Mumbai: Cotton production in the season 2012-13 is expected to be around 355 lakh bales, while the consumption is likely to be around 265 lakh bales, according to Cotton Association of India.
"The cotton production this year is expected to be not less than 355 lakh bales while the consumption is likely to be around 265 lakh bales, leaving a sizable surplus," CAI President Dhiren Sheth said at its 90th annual general meeting here.
There was an apprehension at the start of the season 2012-13 that the area under cotton may be lower than in 2011-12, consequent to the late onset of monsoon and unfavourable distribution of subsequent rains in some cotton growing areas.
But though the acreage witnessed a three percent decrease, the crop looks promising due to good rains in Andhra Pradesh and Maharashtra in the later part of the monsoon, Sheth said.
At a time when performance of agriculture sector was not so impressive, cotton has been one of the major success stories of the country.

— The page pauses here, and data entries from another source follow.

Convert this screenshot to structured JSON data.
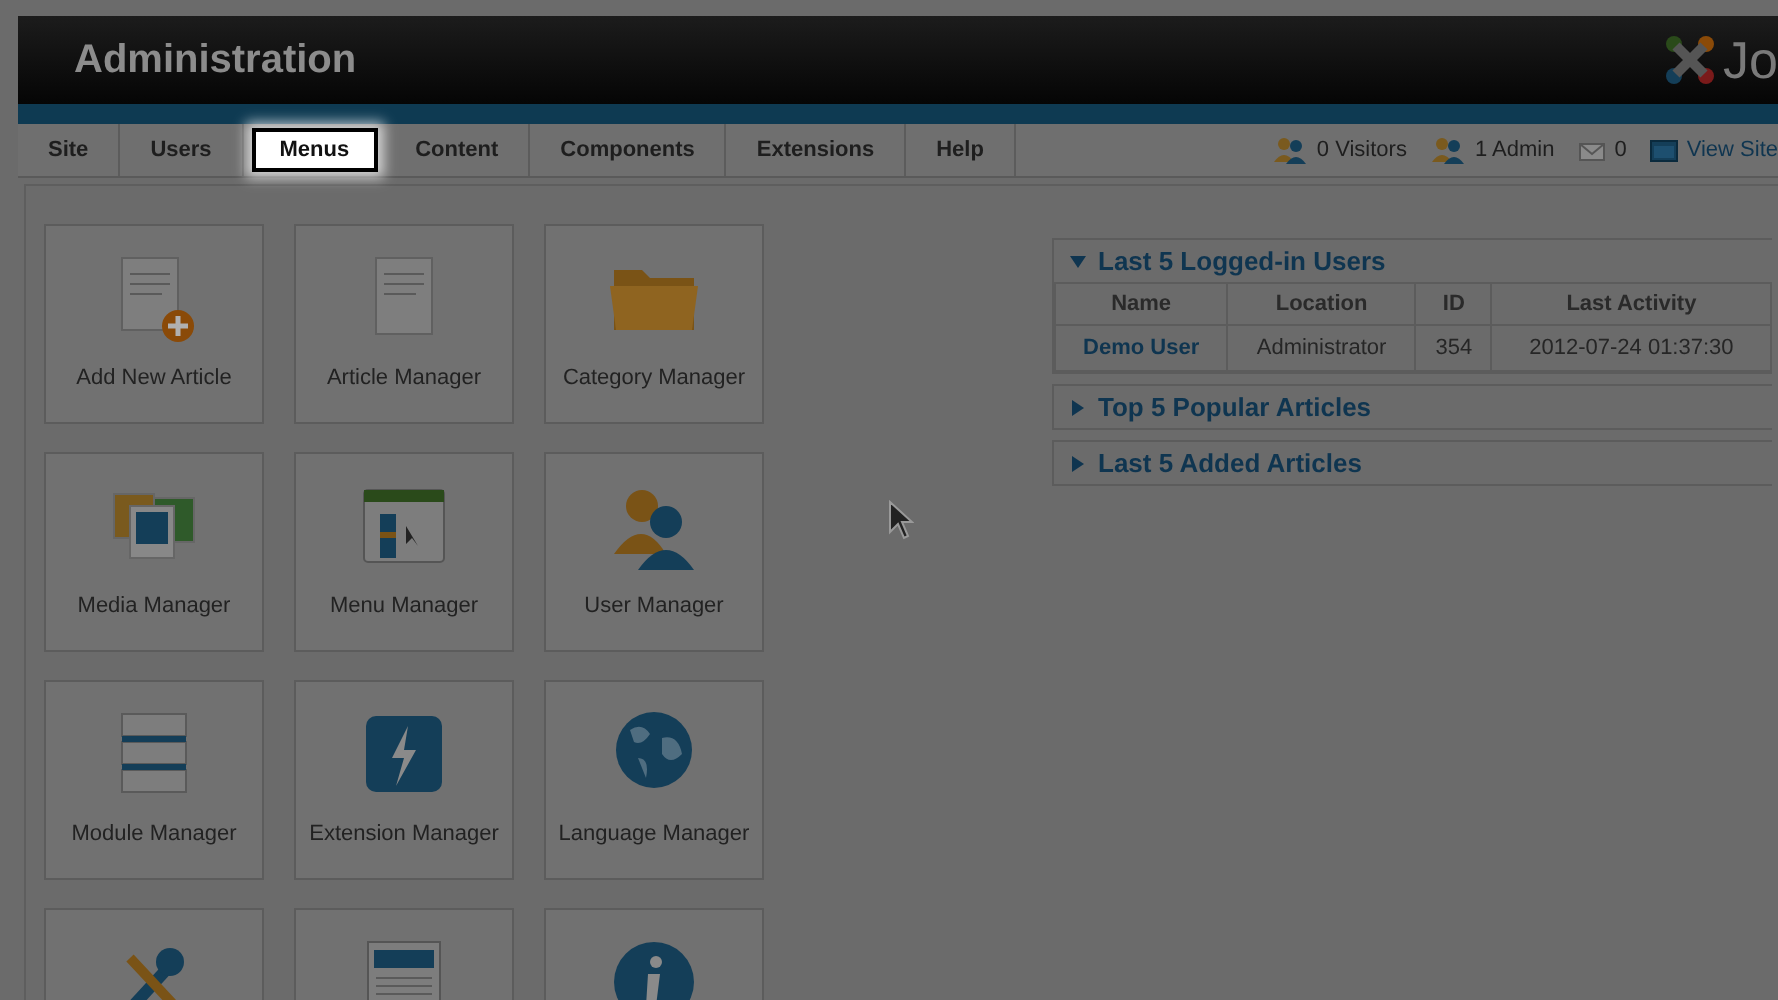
{
  "header": {
    "title": "Administration",
    "logo_text": "Jo"
  },
  "menu": [
    {
      "label": "Site",
      "selected": false
    },
    {
      "label": "Users",
      "selected": false
    },
    {
      "label": "Menus",
      "selected": true
    },
    {
      "label": "Content",
      "selected": false
    },
    {
      "label": "Components",
      "selected": false
    },
    {
      "label": "Extensions",
      "selected": false
    },
    {
      "label": "Help",
      "selected": false
    }
  ],
  "status": [
    {
      "kind": "visitors",
      "text": "0 Visitors"
    },
    {
      "kind": "admins",
      "text": "1 Admin"
    },
    {
      "kind": "messages",
      "text": "0"
    },
    {
      "kind": "site",
      "text": "View Site"
    }
  ],
  "quickicons": [
    {
      "kind": "addarticle",
      "label": "Add New Article"
    },
    {
      "kind": "article",
      "label": "Article Manager"
    },
    {
      "kind": "folder",
      "label": "Category Manager"
    },
    {
      "kind": "media",
      "label": "Media Manager"
    },
    {
      "kind": "menu",
      "label": "Menu Manager"
    },
    {
      "kind": "users",
      "label": "User Manager"
    },
    {
      "kind": "module",
      "label": "Module Manager"
    },
    {
      "kind": "bolt",
      "label": "Extension Manager"
    },
    {
      "kind": "globe",
      "label": "Language Manager"
    },
    {
      "kind": "tools"
    },
    {
      "kind": "template"
    },
    {
      "kind": "info"
    }
  ],
  "panels": [
    {
      "title": "Last 5 Logged-in Users",
      "expanded": true,
      "table": {
        "columns": [
          "Name",
          "Location",
          "ID",
          "Last Activity"
        ],
        "rows": [
          [
            "Demo User",
            "Administrator",
            "354",
            "2012-07-24 01:37:30"
          ]
        ]
      }
    },
    {
      "title": "Top 5 Popular Articles",
      "expanded": false
    },
    {
      "title": "Last 5 Added Articles",
      "expanded": false
    }
  ]
}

Cotton production in the country, which was 158 lakh bales in 2001-02, has more than doubled during the last decade. Productivity level has also seen a marked improvement from 308 kgs/ha in 2001-02 to close to 500 kgs/ha in 2011-12. The total acreage has also registered remarkable increase from 87.3 lakh ha in 2001-02 to 121.78 lakh in 2011-12.
This has not only enabled the country to cater to its domestic requirement but also transformed the country from a chronic importer of cotton to a regular exporter. India's total export earning from cotton, which was a meagre 44 crore in 2001-02, stood at a whooping 14,000 crore in the year 2011-12.
The country has the distinction of having the largest acreage under cotton and being the second-largest producer, consumer and exporter of cotton in the whole world.
The growth in production of cotton in India during the last ten years was on account of increase in both acreage and yield, according to CAI.
Given the limitations on expansion of acreage, the main source of long-term growth is improvement in yield. The yield level has plateaued during the last couple of years and our yield is still way below the world average, Sheth said.
In order to sustain the onward momentum in yield, the country needs more revolutions like GM cotton, he added.
First Published: Sunday, December 23, 2012, 16:52